# What the task requires
Every entry needs to be reproduced exactly.
Content starts
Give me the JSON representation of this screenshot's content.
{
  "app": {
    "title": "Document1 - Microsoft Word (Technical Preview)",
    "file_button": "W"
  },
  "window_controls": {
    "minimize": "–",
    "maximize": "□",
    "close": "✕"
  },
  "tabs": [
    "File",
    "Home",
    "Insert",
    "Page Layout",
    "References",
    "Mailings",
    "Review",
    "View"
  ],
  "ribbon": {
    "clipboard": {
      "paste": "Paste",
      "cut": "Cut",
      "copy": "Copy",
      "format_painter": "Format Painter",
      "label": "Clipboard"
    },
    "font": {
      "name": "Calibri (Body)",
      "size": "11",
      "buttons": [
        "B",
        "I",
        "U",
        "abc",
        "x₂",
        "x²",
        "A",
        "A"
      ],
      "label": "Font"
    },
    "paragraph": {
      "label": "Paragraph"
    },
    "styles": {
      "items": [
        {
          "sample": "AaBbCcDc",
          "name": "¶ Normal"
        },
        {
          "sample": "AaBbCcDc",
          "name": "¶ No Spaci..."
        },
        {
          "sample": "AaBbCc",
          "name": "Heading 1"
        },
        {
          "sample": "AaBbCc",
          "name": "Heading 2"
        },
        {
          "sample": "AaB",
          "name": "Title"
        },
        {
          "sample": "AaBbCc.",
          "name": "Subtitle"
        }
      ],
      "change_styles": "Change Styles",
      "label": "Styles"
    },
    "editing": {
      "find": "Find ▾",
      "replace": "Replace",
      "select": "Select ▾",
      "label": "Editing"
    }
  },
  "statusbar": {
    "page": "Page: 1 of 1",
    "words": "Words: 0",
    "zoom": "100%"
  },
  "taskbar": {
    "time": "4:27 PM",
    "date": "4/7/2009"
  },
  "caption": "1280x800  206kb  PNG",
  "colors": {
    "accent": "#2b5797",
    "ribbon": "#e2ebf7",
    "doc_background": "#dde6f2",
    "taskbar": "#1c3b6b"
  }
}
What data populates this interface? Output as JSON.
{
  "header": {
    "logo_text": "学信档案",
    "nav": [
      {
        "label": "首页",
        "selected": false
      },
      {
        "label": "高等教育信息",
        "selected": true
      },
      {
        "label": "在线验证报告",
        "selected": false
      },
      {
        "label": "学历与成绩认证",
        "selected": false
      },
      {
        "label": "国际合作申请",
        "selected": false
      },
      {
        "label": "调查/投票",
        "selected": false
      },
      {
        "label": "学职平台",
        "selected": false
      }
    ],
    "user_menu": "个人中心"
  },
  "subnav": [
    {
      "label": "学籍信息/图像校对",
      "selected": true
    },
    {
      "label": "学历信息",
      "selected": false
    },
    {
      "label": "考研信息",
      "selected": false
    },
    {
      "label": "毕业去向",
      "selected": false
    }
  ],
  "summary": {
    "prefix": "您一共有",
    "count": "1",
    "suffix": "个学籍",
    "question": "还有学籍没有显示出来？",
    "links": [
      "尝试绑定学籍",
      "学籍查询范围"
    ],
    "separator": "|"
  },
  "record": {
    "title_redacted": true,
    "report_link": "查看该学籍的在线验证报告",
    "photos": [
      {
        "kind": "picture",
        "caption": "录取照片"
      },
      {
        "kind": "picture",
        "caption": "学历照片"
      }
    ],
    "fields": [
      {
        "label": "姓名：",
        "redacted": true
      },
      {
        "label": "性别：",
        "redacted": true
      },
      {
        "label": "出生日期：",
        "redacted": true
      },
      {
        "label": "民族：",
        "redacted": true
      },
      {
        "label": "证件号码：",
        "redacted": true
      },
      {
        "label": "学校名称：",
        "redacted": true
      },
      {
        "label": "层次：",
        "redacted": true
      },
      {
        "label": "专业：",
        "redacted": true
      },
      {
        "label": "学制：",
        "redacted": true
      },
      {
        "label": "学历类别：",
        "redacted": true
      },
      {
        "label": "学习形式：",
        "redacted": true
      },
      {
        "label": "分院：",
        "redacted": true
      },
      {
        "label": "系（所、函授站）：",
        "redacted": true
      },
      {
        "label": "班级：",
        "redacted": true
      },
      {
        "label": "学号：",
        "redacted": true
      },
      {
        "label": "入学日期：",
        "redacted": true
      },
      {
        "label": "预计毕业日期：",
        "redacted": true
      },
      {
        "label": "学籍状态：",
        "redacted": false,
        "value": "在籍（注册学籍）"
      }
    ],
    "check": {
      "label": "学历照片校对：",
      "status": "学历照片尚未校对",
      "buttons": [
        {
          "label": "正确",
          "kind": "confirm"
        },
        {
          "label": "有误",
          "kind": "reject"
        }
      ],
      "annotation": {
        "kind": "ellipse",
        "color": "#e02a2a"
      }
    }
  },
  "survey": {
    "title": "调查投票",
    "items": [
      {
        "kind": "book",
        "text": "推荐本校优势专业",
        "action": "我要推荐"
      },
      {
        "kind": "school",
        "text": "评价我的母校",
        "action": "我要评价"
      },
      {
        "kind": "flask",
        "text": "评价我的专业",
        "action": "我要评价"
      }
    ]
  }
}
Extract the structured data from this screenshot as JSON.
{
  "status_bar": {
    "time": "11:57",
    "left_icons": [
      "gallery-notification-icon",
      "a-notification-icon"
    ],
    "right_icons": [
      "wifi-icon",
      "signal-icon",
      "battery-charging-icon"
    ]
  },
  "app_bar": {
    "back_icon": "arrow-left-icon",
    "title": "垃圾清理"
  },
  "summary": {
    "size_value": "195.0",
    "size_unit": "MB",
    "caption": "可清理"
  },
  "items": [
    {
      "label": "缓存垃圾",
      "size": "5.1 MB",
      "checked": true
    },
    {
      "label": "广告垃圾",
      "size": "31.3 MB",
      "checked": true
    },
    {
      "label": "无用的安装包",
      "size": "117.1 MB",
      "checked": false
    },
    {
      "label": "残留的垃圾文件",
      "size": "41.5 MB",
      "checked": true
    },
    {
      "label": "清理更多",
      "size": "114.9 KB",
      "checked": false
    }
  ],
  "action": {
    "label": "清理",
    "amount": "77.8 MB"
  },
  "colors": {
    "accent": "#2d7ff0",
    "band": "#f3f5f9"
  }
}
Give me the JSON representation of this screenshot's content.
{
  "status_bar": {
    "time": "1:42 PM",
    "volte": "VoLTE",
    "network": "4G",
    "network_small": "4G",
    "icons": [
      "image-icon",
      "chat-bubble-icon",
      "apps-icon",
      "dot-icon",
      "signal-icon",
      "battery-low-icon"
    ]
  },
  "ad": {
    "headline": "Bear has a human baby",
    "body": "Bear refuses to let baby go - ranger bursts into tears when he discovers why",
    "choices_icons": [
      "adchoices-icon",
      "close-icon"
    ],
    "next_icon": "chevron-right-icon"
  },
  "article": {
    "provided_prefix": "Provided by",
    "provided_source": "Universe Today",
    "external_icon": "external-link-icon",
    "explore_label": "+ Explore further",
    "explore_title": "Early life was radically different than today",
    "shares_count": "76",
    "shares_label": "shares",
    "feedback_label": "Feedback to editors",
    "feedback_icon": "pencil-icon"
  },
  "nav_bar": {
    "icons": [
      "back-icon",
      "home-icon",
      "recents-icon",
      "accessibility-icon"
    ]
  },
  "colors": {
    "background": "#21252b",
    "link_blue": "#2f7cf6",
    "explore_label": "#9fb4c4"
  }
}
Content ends
# Solution for this problem
Give me the JSON representation of this screenshot's content.
{
  "app": {
    "title": "Document1 - Microsoft Word (Technical Preview)",
    "file_button": "W"
  },
  "window_controls": {
    "minimize": "–",
    "maximize": "□",
    "close": "✕"
  },
  "tabs": [
    "File",
    "Home",
    "Insert",
    "Page Layout",
    "References",
    "Mailings",
    "Review",
    "View"
  ],
  "ribbon": {
    "clipboard": {
      "paste": "Paste",
      "cut": "Cut",
      "copy": "Copy",
      "format_painter": "Format Painter",
      "label": "Clipboard"
    },
    "font": {
      "name": "Calibri (Body)",
      "size": "11",
      "buttons": [
        "B",
        "I",
        "U",
        "abc",
        "x₂",
        "x²",
        "A",
        "A"
      ],
      "label": "Font"
    },
    "paragraph": {
      "label": "Paragraph"
    },
    "styles": {
      "items": [
        {
          "sample": "AaBbCcDc",
          "name": "¶ Normal"
        },
        {
          "sample": "AaBbCcDc",
          "name": "¶ No Spaci..."
        },
        {
          "sample": "AaBbCc",
          "name": "Heading 1"
        },
        {
          "sample": "AaBbCc",
          "name": "Heading 2"
        },
        {
          "sample": "AaB",
          "name": "Title"
        },
        {
          "sample": "AaBbCc.",
          "name": "Subtitle"
        }
      ],
      "change_styles": "Change Styles",
      "label": "Styles"
    },
    "editing": {
      "find": "Find ▾",
      "replace": "Replace",
      "select": "Select ▾",
      "label": "Editing"
    }
  },
  "statusbar": {
    "page": "Page: 1 of 1",
    "words": "Words: 0",
    "zoom": "100%"
  },
  "taskbar": {
    "time": "4:27 PM",
    "date": "4/7/2009"
  },
  "caption": "1280x800  206kb  PNG",
  "colors": {
    "accent": "#2b5797",
    "ribbon": "#e2ebf7",
    "doc_background": "#dde6f2",
    "taskbar": "#1c3b6b"
  }
}
What data populates this interface? Output as JSON.
{
  "header": {
    "logo_text": "学信档案",
    "nav": [
      {
        "label": "首页",
        "selected": false
      },
      {
        "label": "高等教育信息",
        "selected": true
      },
      {
        "label": "在线验证报告",
        "selected": false
      },
      {
        "label": "学历与成绩认证",
        "selected": false
      },
      {
        "label": "国际合作申请",
        "selected": false
      },
      {
        "label": "调查/投票",
        "selected": false
      },
      {
        "label": "学职平台",
        "selected": false
      }
    ],
    "user_menu": "个人中心"
  },
  "subnav": [
    {
      "label": "学籍信息/图像校对",
      "selected": true
    },
    {
      "label": "学历信息",
      "selected": false
    },
    {
      "label": "考研信息",
      "selected": false
    },
    {
      "label": "毕业去向",
      "selected": false
    }
  ],
  "summary": {
    "prefix": "您一共有",
    "count": "1",
    "suffix": "个学籍",
    "question": "还有学籍没有显示出来？",
    "links": [
      "尝试绑定学籍",
      "学籍查询范围"
    ],
    "separator": "|"
  },
  "record": {
    "title_redacted": true,
    "report_link": "查看该学籍的在线验证报告",
    "photos": [
      {
        "kind": "picture",
        "caption": "录取照片"
      },
      {
        "kind": "picture",
        "caption": "学历照片"
      }
    ],
    "fields": [
      {
        "label": "姓名：",
        "redacted": true
      },
      {
        "label": "性别：",
        "redacted": true
      },
      {
        "label": "出生日期：",
        "redacted": true
      },
      {
        "label": "民族：",
        "redacted": true
      },
      {
        "label": "证件号码：",
        "redacted": true
      },
      {
        "label": "学校名称：",
        "redacted": true
      },
      {
        "label": "层次：",
        "redacted": true
      },
      {
        "label": "专业：",
        "redacted": true
      },
      {
        "label": "学制：",
        "redacted": true
      },
      {
        "label": "学历类别：",
        "redacted": true
      },
      {
        "label": "学习形式：",
        "redacted": true
      },
      {
        "label": "分院：",
        "redacted": true
      },
      {
        "label": "系（所、函授站）：",
        "redacted": true
      },
      {
        "label": "班级：",
        "redacted": true
      },
      {
        "label": "学号：",
        "redacted": true
      },
      {
        "label": "入学日期：",
        "redacted": true
      },
      {
        "label": "预计毕业日期：",
        "redacted": true
      },
      {
        "label": "学籍状态：",
        "redacted": false,
        "value": "在籍（注册学籍）"
      }
    ],
    "check": {
      "label": "学历照片校对：",
      "status": "学历照片尚未校对",
      "buttons": [
        {
          "label": "正确",
          "kind": "confirm"
        },
        {
          "label": "有误",
          "kind": "reject"
        }
      ],
      "annotation": {
        "kind": "ellipse",
        "color": "#e02a2a"
      }
    }
  },
  "survey": {
    "title": "调查投票",
    "items": [
      {
        "kind": "book",
        "text": "推荐本校优势专业",
        "action": "我要推荐"
      },
      {
        "kind": "school",
        "text": "评价我的母校",
        "action": "我要评价"
      },
      {
        "kind": "flask",
        "text": "评价我的专业",
        "action": "我要评价"
      }
    ]
  }
}
Extract the structured data from this screenshot as JSON.
{
  "status_bar": {
    "time": "11:57",
    "left_icons": [
      "gallery-notification-icon",
      "a-notification-icon"
    ],
    "right_icons": [
      "wifi-icon",
      "signal-icon",
      "battery-charging-icon"
    ]
  },
  "app_bar": {
    "back_icon": "arrow-left-icon",
    "title": "垃圾清理"
  },
  "summary": {
    "size_value": "195.0",
    "size_unit": "MB",
    "caption": "可清理"
  },
  "items": [
    {
      "label": "缓存垃圾",
      "size": "5.1 MB",
      "checked": true
    },
    {
      "label": "广告垃圾",
      "size": "31.3 MB",
      "checked": true
    },
    {
      "label": "无用的安装包",
      "size": "117.1 MB",
      "checked": false
    },
    {
      "label": "残留的垃圾文件",
      "size": "41.5 MB",
      "checked": true
    },
    {
      "label": "清理更多",
      "size": "114.9 KB",
      "checked": false
    }
  ],
  "action": {
    "label": "清理",
    "amount": "77.8 MB"
  },
  "colors": {
    "accent": "#2d7ff0",
    "band": "#f3f5f9"
  }
}
Give me the JSON representation of this screenshot's content.
{
  "status_bar": {
    "time": "1:42 PM",
    "volte": "VoLTE",
    "network": "4G",
    "network_small": "4G",
    "icons": [
      "image-icon",
      "chat-bubble-icon",
      "apps-icon",
      "dot-icon",
      "signal-icon",
      "battery-low-icon"
    ]
  },
  "ad": {
    "headline": "Bear has a human baby",
    "body": "Bear refuses to let baby go - ranger bursts into tears when he discovers why",
    "choices_icons": [
      "adchoices-icon",
      "close-icon"
    ],
    "next_icon": "chevron-right-icon"
  },
  "article": {
    "provided_prefix": "Provided by",
    "provided_source": "Universe Today",
    "external_icon": "external-link-icon",
    "explore_label": "+ Explore further",
    "explore_title": "Early life was radically different than today",
    "shares_count": "76",
    "shares_label": "shares",
    "feedback_label": "Feedback to editors",
    "feedback_icon": "pencil-icon"
  },
  "nav_bar": {
    "icons": [
      "back-icon",
      "home-icon",
      "recents-icon",
      "accessibility-icon"
    ]
  },
  "colors": {
    "background": "#21252b",
    "link_blue": "#2f7cf6",
    "explore_label": "#9fb4c4"
  }
}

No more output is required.